Scorpion Venom, Barbed: Primary ingredient in Class C poison (barbed scorpion venom). Secondary ingredient in disinfectant. Secondary ingredient in healing infusion.
Scorpion Venom, Desert Mastyrial: Primary ingredient in Class I poison (desert mastyrial extract). Secondary ingredient in disinfectant.
Scorpion Venom, Gold: Primary ingredient in Class D poison (gold scorpion venom).
Serpent Venom, Silt: Primary ingredient in Class E poison (silt serpent venom).
Silica; Secondary ingredient in incendiaries. Secondary ingredient in pyrotechnic flashpowder.

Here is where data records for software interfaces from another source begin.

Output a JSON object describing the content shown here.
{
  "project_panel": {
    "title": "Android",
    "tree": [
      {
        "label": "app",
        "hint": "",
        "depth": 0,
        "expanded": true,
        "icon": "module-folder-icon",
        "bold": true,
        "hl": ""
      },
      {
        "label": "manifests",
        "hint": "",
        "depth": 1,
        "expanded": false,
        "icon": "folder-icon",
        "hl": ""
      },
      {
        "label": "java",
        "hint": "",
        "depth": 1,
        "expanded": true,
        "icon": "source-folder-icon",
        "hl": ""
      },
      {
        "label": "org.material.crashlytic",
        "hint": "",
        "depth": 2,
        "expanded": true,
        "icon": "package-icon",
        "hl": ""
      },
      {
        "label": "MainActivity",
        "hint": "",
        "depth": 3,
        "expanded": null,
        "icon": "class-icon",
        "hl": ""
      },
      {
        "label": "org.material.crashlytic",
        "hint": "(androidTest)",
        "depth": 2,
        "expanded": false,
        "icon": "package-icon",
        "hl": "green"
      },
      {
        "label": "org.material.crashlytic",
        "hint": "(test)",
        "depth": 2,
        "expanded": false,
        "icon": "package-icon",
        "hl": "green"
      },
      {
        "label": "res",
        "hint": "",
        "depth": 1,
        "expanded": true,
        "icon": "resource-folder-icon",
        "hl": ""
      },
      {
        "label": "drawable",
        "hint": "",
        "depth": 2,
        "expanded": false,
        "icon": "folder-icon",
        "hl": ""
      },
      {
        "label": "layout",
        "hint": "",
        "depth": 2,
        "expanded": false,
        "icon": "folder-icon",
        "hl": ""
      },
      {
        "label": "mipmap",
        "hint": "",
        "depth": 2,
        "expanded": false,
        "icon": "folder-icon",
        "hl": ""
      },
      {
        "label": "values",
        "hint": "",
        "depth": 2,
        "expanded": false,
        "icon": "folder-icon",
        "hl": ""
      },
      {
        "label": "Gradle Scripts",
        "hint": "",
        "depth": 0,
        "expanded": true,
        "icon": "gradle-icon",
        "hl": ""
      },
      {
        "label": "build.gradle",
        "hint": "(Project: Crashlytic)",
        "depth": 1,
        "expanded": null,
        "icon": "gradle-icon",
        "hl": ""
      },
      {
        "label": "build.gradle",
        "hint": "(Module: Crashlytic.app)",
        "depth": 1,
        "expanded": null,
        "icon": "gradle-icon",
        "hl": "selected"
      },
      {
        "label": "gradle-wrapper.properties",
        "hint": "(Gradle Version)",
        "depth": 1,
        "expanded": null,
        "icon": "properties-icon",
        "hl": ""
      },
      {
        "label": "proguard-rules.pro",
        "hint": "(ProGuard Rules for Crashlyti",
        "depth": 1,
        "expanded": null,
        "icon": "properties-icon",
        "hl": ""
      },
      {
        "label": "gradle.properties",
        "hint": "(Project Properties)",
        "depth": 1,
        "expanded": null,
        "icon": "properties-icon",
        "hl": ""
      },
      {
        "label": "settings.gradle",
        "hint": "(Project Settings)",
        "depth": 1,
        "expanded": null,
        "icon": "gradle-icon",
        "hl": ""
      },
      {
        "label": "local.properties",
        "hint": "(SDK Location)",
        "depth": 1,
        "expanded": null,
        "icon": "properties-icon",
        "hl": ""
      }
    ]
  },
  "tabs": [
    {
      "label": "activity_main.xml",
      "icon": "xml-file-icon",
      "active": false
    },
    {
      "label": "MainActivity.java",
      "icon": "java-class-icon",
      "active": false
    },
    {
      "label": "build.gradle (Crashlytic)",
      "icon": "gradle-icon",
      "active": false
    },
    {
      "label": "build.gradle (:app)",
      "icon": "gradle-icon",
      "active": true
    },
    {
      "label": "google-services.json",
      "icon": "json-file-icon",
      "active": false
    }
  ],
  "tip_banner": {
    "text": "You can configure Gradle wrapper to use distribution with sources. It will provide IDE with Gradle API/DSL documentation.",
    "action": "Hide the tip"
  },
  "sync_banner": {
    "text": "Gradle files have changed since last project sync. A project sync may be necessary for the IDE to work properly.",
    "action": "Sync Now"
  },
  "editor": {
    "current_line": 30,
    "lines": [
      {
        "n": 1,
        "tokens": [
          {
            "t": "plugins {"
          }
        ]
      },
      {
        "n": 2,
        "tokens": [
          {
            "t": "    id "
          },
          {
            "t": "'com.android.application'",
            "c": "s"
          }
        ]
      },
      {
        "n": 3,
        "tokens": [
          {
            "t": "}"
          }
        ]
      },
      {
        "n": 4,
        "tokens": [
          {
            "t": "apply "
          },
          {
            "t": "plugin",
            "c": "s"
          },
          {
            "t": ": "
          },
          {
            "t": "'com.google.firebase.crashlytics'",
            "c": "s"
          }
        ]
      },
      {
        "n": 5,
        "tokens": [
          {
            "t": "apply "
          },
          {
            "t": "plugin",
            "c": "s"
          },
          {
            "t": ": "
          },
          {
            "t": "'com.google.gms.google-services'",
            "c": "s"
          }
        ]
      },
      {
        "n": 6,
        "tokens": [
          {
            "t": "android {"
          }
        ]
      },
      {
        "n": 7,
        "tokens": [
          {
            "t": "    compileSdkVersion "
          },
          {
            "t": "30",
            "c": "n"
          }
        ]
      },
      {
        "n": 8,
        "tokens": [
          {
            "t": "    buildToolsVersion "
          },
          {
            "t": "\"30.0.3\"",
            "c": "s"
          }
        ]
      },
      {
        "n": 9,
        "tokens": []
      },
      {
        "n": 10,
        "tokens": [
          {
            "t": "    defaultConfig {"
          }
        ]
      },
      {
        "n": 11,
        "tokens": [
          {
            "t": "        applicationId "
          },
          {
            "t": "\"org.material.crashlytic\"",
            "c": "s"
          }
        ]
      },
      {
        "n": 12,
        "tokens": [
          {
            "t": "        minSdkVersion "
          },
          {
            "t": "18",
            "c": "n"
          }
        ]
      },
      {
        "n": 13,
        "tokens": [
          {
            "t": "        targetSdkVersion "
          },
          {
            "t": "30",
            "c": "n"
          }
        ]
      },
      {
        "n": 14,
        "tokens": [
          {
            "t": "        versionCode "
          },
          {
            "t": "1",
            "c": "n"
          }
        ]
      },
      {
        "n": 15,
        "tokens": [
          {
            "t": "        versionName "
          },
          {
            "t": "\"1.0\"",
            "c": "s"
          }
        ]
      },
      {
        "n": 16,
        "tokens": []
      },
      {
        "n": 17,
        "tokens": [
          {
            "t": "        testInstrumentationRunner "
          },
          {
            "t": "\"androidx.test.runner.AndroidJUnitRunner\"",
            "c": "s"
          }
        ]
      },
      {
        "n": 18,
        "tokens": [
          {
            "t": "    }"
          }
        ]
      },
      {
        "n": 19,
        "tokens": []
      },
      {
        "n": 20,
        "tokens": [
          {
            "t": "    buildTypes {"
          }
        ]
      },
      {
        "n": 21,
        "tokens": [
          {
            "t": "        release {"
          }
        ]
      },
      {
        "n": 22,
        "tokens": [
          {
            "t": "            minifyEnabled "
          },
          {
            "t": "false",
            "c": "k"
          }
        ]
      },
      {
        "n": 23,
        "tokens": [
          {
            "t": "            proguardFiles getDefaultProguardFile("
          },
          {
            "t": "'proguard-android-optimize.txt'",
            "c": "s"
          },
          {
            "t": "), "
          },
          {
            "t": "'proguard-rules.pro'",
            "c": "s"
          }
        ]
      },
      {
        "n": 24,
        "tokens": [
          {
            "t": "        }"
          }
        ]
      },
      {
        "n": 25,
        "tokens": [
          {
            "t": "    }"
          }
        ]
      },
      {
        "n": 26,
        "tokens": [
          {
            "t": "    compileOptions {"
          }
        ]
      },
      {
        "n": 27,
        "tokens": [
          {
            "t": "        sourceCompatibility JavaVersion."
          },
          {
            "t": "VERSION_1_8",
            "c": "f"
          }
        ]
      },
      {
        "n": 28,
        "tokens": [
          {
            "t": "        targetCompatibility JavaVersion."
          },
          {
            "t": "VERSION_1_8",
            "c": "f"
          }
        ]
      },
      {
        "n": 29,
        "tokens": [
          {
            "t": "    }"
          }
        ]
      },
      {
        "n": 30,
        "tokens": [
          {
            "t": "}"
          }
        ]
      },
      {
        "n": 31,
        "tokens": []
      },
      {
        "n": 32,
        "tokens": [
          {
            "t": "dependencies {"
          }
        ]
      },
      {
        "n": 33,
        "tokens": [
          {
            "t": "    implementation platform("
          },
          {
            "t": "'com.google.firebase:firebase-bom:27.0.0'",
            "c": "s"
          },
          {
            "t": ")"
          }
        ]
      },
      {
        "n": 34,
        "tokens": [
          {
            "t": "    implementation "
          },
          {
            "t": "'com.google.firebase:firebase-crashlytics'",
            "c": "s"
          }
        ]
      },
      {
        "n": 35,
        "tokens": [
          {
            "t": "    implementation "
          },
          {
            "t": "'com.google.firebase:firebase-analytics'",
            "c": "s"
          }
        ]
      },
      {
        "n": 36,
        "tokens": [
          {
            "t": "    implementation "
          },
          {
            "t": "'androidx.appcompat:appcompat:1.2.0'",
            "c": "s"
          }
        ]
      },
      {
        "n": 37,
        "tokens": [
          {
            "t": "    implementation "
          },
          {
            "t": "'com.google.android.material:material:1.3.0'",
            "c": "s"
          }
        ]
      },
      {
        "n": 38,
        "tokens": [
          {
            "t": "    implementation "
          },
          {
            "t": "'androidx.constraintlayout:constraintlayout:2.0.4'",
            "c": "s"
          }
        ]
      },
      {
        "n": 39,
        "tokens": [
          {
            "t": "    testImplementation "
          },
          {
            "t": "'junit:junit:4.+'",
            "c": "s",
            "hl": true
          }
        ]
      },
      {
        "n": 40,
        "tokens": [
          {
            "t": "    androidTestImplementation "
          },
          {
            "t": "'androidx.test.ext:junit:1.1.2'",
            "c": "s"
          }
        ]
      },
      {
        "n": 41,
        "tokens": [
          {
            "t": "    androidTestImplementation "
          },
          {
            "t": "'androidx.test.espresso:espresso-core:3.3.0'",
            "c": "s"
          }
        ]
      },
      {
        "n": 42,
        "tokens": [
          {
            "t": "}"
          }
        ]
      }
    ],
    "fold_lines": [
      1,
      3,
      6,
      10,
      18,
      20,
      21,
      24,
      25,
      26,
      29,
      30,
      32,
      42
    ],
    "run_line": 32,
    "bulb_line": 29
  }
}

Siltflower Pollen: Primary ingredient in arena powder.
Siltweed Juice: Primary ingredient in Class P poison (siltweed extract). Secondary ingredient in Class N poison (black lotus).
Spider Venom, Crystal: Primary ingredient in Class E poison (crystal spider venom).
Spider Venom, Dark: Primary ingredient in Class F poison (dark spider venom).
Spider Venom, Dark Queen: Primary ingredient in Class E poison (dark spider queen venom).
Spider Venom, Mountain: Primary ingredient in Class O poison (mountain spider venom)
Stinkweed: Primary ingredient in arena powder.
Sulphur: Primary ingredient in acid.
Thale Cress: Primary ingredient in alchemical painkiller. Primary ingredient in healing salve.
Vanadia: Secondary ingredient in acid.
Water: Secondary ingredient in Class H poison (kivit musk). Secondary ingredient in Class J poison (methelinoc). Secondary ingredient in acid. Secondary ingredient in gaund egg slime.
Welela Gourd: Secondary ingredient in Class D poison (gold scorpion venom).
Whitestone Berry: Secondary ingredient in strong painkiller.